The former congressman from Stonington was joined by William Duesing, president of the Connecticut Northeast Organic Farming Association, who said that feeding the world's people for the next two or three decades has been identified as a "major problem going forward" and that the country's reliance on 90 million acres of corn that is eventually turned into things that are "increasing our health care costs" needs to end.
"We need a food system that does more than one thing, we need food sovereignty. GMO labeling seems like a no-brainer," Duesing said.
He pointed specifically to the independent and organic farmers in Connecticut and the efforts and initiatives started by food co-ops, farmers markets, community gardens and public schools with gardens throughout the state.
"It's amazing the energy that people have brought to this issue in all communities," he said."
There are two GMO bills that will be considered by the state legislature this session.
State Rep. Philip Miller, D-Essex will introduce a bill that would require foods containing GMOs to be labeled as such. That bill will be heard in the Public Health Committee, where it is being introduced.
The second bill, focusing on labeling for infant formula and other baby foods that contain GMOs, including genetically modified corn-based ingredients, will be introduced by Rep. Diana Urban, D-North Stonington.
State Rep. Timothy Bowles, D-Preston, said during the forum on Sunday that he would back Urban's bill because of his work with children.
"I would think that any parent of any child would want to know what their children are eating," he said. "This is a matter of choice and informed choice is in the best interest of the families of children. This is at the heart of the issue for me."
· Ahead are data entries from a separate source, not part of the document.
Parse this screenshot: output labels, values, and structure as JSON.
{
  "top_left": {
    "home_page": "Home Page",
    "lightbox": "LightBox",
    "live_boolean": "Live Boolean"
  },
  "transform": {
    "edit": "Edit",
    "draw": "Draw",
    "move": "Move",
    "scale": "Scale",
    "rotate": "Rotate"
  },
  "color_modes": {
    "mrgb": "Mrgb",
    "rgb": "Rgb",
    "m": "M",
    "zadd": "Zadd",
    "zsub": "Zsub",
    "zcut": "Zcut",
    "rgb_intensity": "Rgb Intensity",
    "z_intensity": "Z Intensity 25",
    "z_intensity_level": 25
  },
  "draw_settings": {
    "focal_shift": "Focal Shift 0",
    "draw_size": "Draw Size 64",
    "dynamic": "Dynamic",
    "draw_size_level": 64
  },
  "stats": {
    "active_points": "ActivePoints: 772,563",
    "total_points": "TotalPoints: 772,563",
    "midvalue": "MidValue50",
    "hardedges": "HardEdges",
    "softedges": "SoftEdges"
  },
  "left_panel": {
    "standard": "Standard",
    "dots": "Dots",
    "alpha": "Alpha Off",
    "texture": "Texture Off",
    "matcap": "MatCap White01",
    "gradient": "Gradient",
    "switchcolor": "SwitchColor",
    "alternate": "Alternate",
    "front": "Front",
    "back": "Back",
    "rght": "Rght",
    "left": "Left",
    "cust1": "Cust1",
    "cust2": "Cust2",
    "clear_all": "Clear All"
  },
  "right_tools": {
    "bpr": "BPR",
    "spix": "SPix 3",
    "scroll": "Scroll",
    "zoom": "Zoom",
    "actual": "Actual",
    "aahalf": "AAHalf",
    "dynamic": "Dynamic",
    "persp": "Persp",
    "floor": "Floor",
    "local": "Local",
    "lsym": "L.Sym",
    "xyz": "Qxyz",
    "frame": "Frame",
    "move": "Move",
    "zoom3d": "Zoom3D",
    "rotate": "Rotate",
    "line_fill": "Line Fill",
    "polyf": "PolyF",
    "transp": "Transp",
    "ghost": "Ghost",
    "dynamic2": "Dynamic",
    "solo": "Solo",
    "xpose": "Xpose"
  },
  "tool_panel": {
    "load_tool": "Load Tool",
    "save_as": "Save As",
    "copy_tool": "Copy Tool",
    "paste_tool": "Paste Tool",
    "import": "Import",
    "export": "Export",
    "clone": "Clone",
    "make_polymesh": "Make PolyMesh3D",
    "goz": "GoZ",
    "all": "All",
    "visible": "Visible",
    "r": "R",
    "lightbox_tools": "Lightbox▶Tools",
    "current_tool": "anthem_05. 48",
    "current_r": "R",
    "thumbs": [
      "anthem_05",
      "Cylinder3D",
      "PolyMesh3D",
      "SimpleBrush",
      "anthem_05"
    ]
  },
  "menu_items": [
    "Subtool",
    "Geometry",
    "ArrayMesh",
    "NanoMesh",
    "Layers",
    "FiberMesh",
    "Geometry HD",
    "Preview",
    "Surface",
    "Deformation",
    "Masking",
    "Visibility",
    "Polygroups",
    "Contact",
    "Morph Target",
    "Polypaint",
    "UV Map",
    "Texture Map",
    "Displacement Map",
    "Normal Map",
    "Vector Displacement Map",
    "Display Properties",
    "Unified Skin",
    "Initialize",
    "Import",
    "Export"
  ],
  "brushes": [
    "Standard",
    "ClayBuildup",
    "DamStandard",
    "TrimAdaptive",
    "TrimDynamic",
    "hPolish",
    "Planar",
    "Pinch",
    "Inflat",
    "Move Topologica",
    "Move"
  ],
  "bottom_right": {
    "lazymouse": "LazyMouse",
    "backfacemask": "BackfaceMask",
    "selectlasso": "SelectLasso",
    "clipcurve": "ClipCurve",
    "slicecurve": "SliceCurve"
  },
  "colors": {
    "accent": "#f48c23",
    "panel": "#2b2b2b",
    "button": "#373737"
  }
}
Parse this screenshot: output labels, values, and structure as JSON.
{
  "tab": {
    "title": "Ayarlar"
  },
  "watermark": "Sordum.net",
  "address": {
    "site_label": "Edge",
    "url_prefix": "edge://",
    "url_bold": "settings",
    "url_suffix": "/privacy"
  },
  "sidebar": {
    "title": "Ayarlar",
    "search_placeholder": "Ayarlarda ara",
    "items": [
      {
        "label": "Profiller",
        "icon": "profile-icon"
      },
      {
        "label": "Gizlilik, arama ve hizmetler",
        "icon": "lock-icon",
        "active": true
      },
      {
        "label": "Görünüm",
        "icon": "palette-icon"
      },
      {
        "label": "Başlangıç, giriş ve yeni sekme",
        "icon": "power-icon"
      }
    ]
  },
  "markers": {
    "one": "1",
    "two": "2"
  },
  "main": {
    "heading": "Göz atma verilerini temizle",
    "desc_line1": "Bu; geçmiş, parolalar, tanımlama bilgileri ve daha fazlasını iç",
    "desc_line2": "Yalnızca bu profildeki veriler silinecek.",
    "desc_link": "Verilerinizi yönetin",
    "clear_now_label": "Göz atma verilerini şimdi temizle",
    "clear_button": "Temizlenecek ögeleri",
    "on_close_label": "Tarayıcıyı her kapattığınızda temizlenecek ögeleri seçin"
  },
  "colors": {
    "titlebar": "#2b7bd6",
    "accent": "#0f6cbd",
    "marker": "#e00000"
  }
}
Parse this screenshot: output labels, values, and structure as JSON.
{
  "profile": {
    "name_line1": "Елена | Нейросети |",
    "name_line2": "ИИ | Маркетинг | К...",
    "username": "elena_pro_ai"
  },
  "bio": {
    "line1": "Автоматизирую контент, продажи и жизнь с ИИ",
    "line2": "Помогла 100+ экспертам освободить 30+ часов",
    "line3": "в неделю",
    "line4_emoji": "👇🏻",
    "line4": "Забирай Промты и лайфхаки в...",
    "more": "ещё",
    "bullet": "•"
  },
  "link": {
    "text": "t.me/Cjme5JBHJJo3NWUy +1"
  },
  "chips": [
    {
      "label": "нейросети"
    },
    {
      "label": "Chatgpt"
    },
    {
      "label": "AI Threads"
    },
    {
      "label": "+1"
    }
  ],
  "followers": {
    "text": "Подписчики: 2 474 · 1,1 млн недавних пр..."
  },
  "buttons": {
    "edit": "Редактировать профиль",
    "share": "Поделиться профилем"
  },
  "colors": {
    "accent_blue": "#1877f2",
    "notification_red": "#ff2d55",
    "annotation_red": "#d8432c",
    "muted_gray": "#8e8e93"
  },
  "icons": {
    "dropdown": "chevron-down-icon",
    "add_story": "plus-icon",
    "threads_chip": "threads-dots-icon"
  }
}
In his work as a behavioral health consultant for LEARN, Bowles said he has seen the number of children on the autism spectrum increase by more than 78 percent in the last 10 years. While he did not directly blame the use of GMOs, he said he believes there is a strong enough correlation between the two to begin with the labeling of baby food.
Also at the forum was Ian Skoggard, a member of the New Haven United Church of Christ Environmental Ministry Team.
Skoggard said that the Food and Drug Administration does not regulate GMO foods.
"Why label? Because we don't know all of the answers. Even experts are not experts in this new technology. We don't know what the long-term consequences of GMOs are," Skoggard said. "The science has not been done. The science is so new, that we don't know what the long-term effects are."